_What to work on_.
Each entry must be duplicated precisely, with nothing left out.

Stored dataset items
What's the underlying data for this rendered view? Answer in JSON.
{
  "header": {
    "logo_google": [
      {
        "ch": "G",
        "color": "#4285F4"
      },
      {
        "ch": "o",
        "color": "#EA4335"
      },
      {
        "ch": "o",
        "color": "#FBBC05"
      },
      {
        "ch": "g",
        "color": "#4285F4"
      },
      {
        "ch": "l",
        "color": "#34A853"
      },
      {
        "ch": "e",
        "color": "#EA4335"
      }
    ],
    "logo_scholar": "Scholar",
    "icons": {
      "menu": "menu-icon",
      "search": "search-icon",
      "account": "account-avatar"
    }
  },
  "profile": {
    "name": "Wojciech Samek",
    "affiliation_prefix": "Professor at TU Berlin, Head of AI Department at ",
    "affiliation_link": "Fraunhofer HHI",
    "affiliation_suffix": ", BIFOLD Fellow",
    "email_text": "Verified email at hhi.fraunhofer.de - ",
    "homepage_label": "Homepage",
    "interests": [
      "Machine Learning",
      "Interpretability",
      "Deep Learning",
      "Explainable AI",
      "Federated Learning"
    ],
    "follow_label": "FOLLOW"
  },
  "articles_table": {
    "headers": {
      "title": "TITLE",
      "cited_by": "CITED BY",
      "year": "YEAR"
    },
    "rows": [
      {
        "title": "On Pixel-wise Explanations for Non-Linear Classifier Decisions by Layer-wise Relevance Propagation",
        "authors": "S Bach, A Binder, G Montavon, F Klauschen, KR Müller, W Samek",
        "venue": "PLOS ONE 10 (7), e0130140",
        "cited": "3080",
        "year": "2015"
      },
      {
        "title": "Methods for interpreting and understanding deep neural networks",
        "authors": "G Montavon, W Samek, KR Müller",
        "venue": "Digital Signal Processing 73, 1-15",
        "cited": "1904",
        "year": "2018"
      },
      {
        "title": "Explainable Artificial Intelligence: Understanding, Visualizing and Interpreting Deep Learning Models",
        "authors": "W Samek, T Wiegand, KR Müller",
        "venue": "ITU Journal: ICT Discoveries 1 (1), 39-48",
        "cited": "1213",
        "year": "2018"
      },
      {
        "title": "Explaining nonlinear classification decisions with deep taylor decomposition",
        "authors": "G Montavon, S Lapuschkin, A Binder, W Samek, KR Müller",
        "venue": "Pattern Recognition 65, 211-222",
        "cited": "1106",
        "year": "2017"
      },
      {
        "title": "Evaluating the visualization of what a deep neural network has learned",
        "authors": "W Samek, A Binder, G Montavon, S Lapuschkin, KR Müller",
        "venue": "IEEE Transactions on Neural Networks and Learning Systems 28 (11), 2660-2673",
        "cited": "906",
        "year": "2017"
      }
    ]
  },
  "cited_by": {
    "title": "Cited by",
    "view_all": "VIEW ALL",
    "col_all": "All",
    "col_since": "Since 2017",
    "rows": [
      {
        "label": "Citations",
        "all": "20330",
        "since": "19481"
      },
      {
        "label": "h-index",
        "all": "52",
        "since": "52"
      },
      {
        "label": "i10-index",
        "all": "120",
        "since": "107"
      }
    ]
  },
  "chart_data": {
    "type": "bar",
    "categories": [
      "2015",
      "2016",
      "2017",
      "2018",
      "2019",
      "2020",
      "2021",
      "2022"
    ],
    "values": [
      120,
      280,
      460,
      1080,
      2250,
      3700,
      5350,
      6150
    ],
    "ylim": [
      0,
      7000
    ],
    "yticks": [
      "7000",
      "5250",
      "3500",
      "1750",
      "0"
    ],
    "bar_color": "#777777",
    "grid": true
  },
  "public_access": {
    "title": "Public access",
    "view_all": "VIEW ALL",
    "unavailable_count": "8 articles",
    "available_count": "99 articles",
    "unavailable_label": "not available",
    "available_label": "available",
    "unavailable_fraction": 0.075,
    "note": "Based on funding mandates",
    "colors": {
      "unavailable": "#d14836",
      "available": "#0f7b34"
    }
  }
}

_Answer section_.
What's the underlying data for this rendered view? Answer in JSON.
{
  "header": {
    "logo_google": [
      {
        "ch": "G",
        "color": "#4285F4"
      },
      {
        "ch": "o",
        "color": "#EA4335"
      },
      {
        "ch": "o",
        "color": "#FBBC05"
      },
      {
        "ch": "g",
        "color": "#4285F4"
      },
      {
        "ch": "l",
        "color": "#34A853"
      },
      {
        "ch": "e",
        "color": "#EA4335"
      }
    ],
    "logo_scholar": "Scholar",
    "icons": {
      "menu": "menu-icon",
      "search": "search-icon",
      "account": "account-avatar"
    }
  },
  "profile": {
    "name": "Wojciech Samek",
    "affiliation_prefix": "Professor at TU Berlin, Head of AI Department at ",
    "affiliation_link": "Fraunhofer HHI",
    "affiliation_suffix": ", BIFOLD Fellow",
    "email_text": "Verified email at hhi.fraunhofer.de - ",
    "homepage_label": "Homepage",
    "interests": [
      "Machine Learning",
      "Interpretability",
      "Deep Learning",
      "Explainable AI",
      "Federated Learning"
    ],
    "follow_label": "FOLLOW"
  },
  "articles_table": {
    "headers": {
      "title": "TITLE",
      "cited_by": "CITED BY",
      "year": "YEAR"
    },
    "rows": [
      {
        "title": "On Pixel-wise Explanations for Non-Linear Classifier Decisions by Layer-wise Relevance Propagation",
        "authors": "S Bach, A Binder, G Montavon, F Klauschen, KR Müller, W Samek",
        "venue": "PLOS ONE 10 (7), e0130140",
        "cited": "3080",
        "year": "2015"
      },
      {
        "title": "Methods for interpreting and understanding deep neural networks",
        "authors": "G Montavon, W Samek, KR Müller",
        "venue": "Digital Signal Processing 73, 1-15",
        "cited": "1904",
        "year": "2018"
      },
      {
        "title": "Explainable Artificial Intelligence: Understanding, Visualizing and Interpreting Deep Learning Models",
        "authors": "W Samek, T Wiegand, KR Müller",
        "venue": "ITU Journal: ICT Discoveries 1 (1), 39-48",
        "cited": "1213",
        "year": "2018"
      },
      {
        "title": "Explaining nonlinear classification decisions with deep taylor decomposition",
        "authors": "G Montavon, S Lapuschkin, A Binder, W Samek, KR Müller",
        "venue": "Pattern Recognition 65, 211-222",
        "cited": "1106",
        "year": "2017"
      },
      {
        "title": "Evaluating the visualization of what a deep neural network has learned",
        "authors": "W Samek, A Binder, G Montavon, S Lapuschkin, KR Müller",
        "venue": "IEEE Transactions on Neural Networks and Learning Systems 28 (11), 2660-2673",
        "cited": "906",
        "year": "2017"
      }
    ]
  },
  "cited_by": {
    "title": "Cited by",
    "view_all": "VIEW ALL",
    "col_all": "All",
    "col_since": "Since 2017",
    "rows": [
      {
        "label": "Citations",
        "all": "20330",
        "since": "19481"
      },
      {
        "label": "h-index",
        "all": "52",
        "since": "52"
      },
      {
        "label": "i10-index",
        "all": "120",
        "since": "107"
      }
    ]
  },
  "chart_data": {
    "type": "bar",
    "categories": [
      "2015",
      "2016",
      "2017",
      "2018",
      "2019",
      "2020",
      "2021",
      "2022"
    ],
    "values": [
      120,
      280,
      460,
      1080,
      2250,
      3700,
      5350,
      6150
    ],
    "ylim": [
      0,
      7000
    ],
    "yticks": [
      "7000",
      "5250",
      "3500",
      "1750",
      "0"
    ],
    "bar_color": "#777777",
    "grid": true
  },
  "public_access": {
    "title": "Public access",
    "view_all": "VIEW ALL",
    "unavailable_count": "8 articles",
    "available_count": "99 articles",
    "unavailable_label": "not available",
    "available_label": "available",
    "unavailable_fraction": 0.075,
    "note": "Based on funding mandates",
    "colors": {
      "unavailable": "#d14836",
      "available": "#0f7b34"
    }
  }
}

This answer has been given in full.